(Beginning of MATERIAL SHOWN)

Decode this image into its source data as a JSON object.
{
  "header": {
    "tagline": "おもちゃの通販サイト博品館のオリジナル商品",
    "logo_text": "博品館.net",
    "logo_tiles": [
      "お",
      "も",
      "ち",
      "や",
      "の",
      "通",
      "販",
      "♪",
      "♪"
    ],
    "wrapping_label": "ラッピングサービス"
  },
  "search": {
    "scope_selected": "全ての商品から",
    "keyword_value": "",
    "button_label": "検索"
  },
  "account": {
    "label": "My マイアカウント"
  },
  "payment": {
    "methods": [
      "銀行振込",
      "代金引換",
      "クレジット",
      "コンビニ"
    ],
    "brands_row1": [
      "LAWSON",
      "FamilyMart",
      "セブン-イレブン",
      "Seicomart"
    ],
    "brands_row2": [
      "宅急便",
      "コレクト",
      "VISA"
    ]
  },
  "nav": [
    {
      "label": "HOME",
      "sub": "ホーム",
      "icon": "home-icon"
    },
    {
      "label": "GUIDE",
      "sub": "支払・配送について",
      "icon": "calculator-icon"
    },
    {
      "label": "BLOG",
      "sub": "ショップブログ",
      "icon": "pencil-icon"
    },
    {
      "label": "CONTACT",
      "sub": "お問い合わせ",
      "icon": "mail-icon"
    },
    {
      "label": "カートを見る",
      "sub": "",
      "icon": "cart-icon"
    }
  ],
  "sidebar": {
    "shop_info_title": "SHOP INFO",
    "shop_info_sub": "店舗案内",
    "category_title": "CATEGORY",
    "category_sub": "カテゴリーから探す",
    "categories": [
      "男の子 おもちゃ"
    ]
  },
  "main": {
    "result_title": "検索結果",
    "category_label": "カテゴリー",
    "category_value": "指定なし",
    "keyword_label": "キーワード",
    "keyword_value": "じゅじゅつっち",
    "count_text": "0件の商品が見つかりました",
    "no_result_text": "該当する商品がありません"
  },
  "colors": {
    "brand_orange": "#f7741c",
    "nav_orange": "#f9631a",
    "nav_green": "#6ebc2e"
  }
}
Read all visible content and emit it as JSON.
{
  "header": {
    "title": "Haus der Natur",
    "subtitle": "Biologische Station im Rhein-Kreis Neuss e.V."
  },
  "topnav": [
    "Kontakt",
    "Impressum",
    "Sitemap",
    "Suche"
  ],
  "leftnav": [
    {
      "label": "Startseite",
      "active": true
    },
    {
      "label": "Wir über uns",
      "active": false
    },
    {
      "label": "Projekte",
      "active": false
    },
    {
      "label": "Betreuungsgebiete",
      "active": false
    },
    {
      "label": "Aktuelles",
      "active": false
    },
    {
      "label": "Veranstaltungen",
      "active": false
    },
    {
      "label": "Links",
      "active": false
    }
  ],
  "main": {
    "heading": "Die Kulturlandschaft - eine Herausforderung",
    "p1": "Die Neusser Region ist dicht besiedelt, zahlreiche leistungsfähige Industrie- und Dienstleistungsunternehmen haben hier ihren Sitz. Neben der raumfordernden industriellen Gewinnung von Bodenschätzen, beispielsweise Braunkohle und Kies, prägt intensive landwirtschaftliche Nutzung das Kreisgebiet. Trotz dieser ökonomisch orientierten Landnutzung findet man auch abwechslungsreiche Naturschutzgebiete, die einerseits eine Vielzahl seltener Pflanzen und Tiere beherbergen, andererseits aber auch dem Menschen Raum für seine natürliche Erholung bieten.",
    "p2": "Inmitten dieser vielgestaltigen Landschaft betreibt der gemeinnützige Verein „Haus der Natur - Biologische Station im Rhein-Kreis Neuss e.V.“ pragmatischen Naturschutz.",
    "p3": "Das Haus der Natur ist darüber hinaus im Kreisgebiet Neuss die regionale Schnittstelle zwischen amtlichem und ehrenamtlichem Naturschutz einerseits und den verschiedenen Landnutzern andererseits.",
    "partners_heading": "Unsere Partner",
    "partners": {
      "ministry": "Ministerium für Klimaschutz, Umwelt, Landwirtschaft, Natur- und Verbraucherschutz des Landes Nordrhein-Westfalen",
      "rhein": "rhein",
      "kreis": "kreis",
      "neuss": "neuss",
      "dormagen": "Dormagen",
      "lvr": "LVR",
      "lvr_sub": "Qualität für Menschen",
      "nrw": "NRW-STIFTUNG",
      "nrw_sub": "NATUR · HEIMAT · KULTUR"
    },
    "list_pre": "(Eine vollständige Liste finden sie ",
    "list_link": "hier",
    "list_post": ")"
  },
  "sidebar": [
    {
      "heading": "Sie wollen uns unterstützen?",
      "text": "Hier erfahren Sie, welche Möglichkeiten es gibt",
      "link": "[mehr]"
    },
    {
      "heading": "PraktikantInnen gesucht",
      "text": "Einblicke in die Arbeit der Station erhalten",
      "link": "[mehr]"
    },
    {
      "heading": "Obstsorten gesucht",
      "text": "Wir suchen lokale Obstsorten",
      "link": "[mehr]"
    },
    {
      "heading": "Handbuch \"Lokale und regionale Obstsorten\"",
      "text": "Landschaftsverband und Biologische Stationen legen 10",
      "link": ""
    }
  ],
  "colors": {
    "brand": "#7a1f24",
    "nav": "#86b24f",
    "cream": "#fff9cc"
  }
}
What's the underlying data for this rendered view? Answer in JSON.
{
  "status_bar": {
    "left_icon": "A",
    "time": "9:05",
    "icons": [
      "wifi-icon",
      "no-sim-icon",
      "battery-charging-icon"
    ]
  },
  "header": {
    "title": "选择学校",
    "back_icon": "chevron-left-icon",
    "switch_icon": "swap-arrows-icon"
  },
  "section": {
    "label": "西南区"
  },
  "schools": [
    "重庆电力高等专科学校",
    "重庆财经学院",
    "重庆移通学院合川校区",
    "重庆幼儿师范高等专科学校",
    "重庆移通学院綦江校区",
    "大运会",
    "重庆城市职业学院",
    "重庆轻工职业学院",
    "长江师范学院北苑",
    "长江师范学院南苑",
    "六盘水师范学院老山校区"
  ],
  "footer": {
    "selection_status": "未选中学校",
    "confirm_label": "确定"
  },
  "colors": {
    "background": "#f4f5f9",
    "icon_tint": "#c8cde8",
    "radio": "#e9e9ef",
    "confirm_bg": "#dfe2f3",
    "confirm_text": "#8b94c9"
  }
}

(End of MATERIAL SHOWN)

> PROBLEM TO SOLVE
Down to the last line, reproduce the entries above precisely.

> RESPONSE TO THIS EXERCISE
Decode this image into its source data as a JSON object.
{
  "header": {
    "tagline": "おもちゃの通販サイト博品館のオリジナル商品",
    "logo_text": "博品館.net",
    "logo_tiles": [
      "お",
      "も",
      "ち",
      "や",
      "の",
      "通",
      "販",
      "♪",
      "♪"
    ],
    "wrapping_label": "ラッピングサービス"
  },
  "search": {
    "scope_selected": "全ての商品から",
    "keyword_value": "",
    "button_label": "検索"
  },
  "account": {
    "label": "My マイアカウント"
  },
  "payment": {
    "methods": [
      "銀行振込",
      "代金引換",
      "クレジット",
      "コンビニ"
    ],
    "brands_row1": [
      "LAWSON",
      "FamilyMart",
      "セブン-イレブン",
      "Seicomart"
    ],
    "brands_row2": [
      "宅急便",
      "コレクト",
      "VISA"
    ]
  },
  "nav": [
    {
      "label": "HOME",
      "sub": "ホーム",
      "icon": "home-icon"
    },
    {
      "label": "GUIDE",
      "sub": "支払・配送について",
      "icon": "calculator-icon"
    },
    {
      "label": "BLOG",
      "sub": "ショップブログ",
      "icon": "pencil-icon"
    },
    {
      "label": "CONTACT",
      "sub": "お問い合わせ",
      "icon": "mail-icon"
    },
    {
      "label": "カートを見る",
      "sub": "",
      "icon": "cart-icon"
    }
  ],
  "sidebar": {
    "shop_info_title": "SHOP INFO",
    "shop_info_sub": "店舗案内",
    "category_title": "CATEGORY",
    "category_sub": "カテゴリーから探す",
    "categories": [
      "男の子 おもちゃ"
    ]
  },
  "main": {
    "result_title": "検索結果",
    "category_label": "カテゴリー",
    "category_value": "指定なし",
    "keyword_label": "キーワード",
    "keyword_value": "じゅじゅつっち",
    "count_text": "0件の商品が見つかりました",
    "no_result_text": "該当する商品がありません"
  },
  "colors": {
    "brand_orange": "#f7741c",
    "nav_orange": "#f9631a",
    "nav_green": "#6ebc2e"
  }
}
Read all visible content and emit it as JSON.
{
  "header": {
    "title": "Haus der Natur",
    "subtitle": "Biologische Station im Rhein-Kreis Neuss e.V."
  },
  "topnav": [
    "Kontakt",
    "Impressum",
    "Sitemap",
    "Suche"
  ],
  "leftnav": [
    {
      "label": "Startseite",
      "active": true
    },
    {
      "label": "Wir über uns",
      "active": false
    },
    {
      "label": "Projekte",
      "active": false
    },
    {
      "label": "Betreuungsgebiete",
      "active": false
    },
    {
      "label": "Aktuelles",
      "active": false
    },
    {
      "label": "Veranstaltungen",
      "active": false
    },
    {
      "label": "Links",
      "active": false
    }
  ],
  "main": {
    "heading": "Die Kulturlandschaft - eine Herausforderung",
    "p1": "Die Neusser Region ist dicht besiedelt, zahlreiche leistungsfähige Industrie- und Dienstleistungsunternehmen haben hier ihren Sitz. Neben der raumfordernden industriellen Gewinnung von Bodenschätzen, beispielsweise Braunkohle und Kies, prägt intensive landwirtschaftliche Nutzung das Kreisgebiet. Trotz dieser ökonomisch orientierten Landnutzung findet man auch abwechslungsreiche Naturschutzgebiete, die einerseits eine Vielzahl seltener Pflanzen und Tiere beherbergen, andererseits aber auch dem Menschen Raum für seine natürliche Erholung bieten.",
    "p2": "Inmitten dieser vielgestaltigen Landschaft betreibt der gemeinnützige Verein „Haus der Natur - Biologische Station im Rhein-Kreis Neuss e.V.“ pragmatischen Naturschutz.",
    "p3": "Das Haus der Natur ist darüber hinaus im Kreisgebiet Neuss die regionale Schnittstelle zwischen amtlichem und ehrenamtlichem Naturschutz einerseits und den verschiedenen Landnutzern andererseits.",
    "partners_heading": "Unsere Partner",
    "partners": {
      "ministry": "Ministerium für Klimaschutz, Umwelt, Landwirtschaft, Natur- und Verbraucherschutz des Landes Nordrhein-Westfalen",
      "rhein": "rhein",
      "kreis": "kreis",
      "neuss": "neuss",
      "dormagen": "Dormagen",
      "lvr": "LVR",
      "lvr_sub": "Qualität für Menschen",
      "nrw": "NRW-STIFTUNG",
      "nrw_sub": "NATUR · HEIMAT · KULTUR"
    },
    "list_pre": "(Eine vollständige Liste finden sie ",
    "list_link": "hier",
    "list_post": ")"
  },
  "sidebar": [
    {
      "heading": "Sie wollen uns unterstützen?",
      "text": "Hier erfahren Sie, welche Möglichkeiten es gibt",
      "link": "[mehr]"
    },
    {
      "heading": "PraktikantInnen gesucht",
      "text": "Einblicke in die Arbeit der Station erhalten",
      "link": "[mehr]"
    },
    {
      "heading": "Obstsorten gesucht",
      "text": "Wir suchen lokale Obstsorten",
      "link": "[mehr]"
    },
    {
      "heading": "Handbuch \"Lokale und regionale Obstsorten\"",
      "text": "Landschaftsverband und Biologische Stationen legen 10",
      "link": ""
    }
  ],
  "colors": {
    "brand": "#7a1f24",
    "nav": "#86b24f",
    "cream": "#fff9cc"
  }
}
What's the underlying data for this rendered view? Answer in JSON.
{
  "status_bar": {
    "left_icon": "A",
    "time": "9:05",
    "icons": [
      "wifi-icon",
      "no-sim-icon",
      "battery-charging-icon"
    ]
  },
  "header": {
    "title": "选择学校",
    "back_icon": "chevron-left-icon",
    "switch_icon": "swap-arrows-icon"
  },
  "section": {
    "label": "西南区"
  },
  "schools": [
    "重庆电力高等专科学校",
    "重庆财经学院",
    "重庆移通学院合川校区",
    "重庆幼儿师范高等专科学校",
    "重庆移通学院綦江校区",
    "大运会",
    "重庆城市职业学院",
    "重庆轻工职业学院",
    "长江师范学院北苑",
    "长江师范学院南苑",
    "六盘水师范学院老山校区"
  ],
  "footer": {
    "selection_status": "未选中学校",
    "confirm_label": "确定"
  },
  "colors": {
    "background": "#f4f5f9",
    "icon_tint": "#c8cde8",
    "radio": "#e9e9ef",
    "confirm_bg": "#dfe2f3",
    "confirm_text": "#8b94c9"
  }
}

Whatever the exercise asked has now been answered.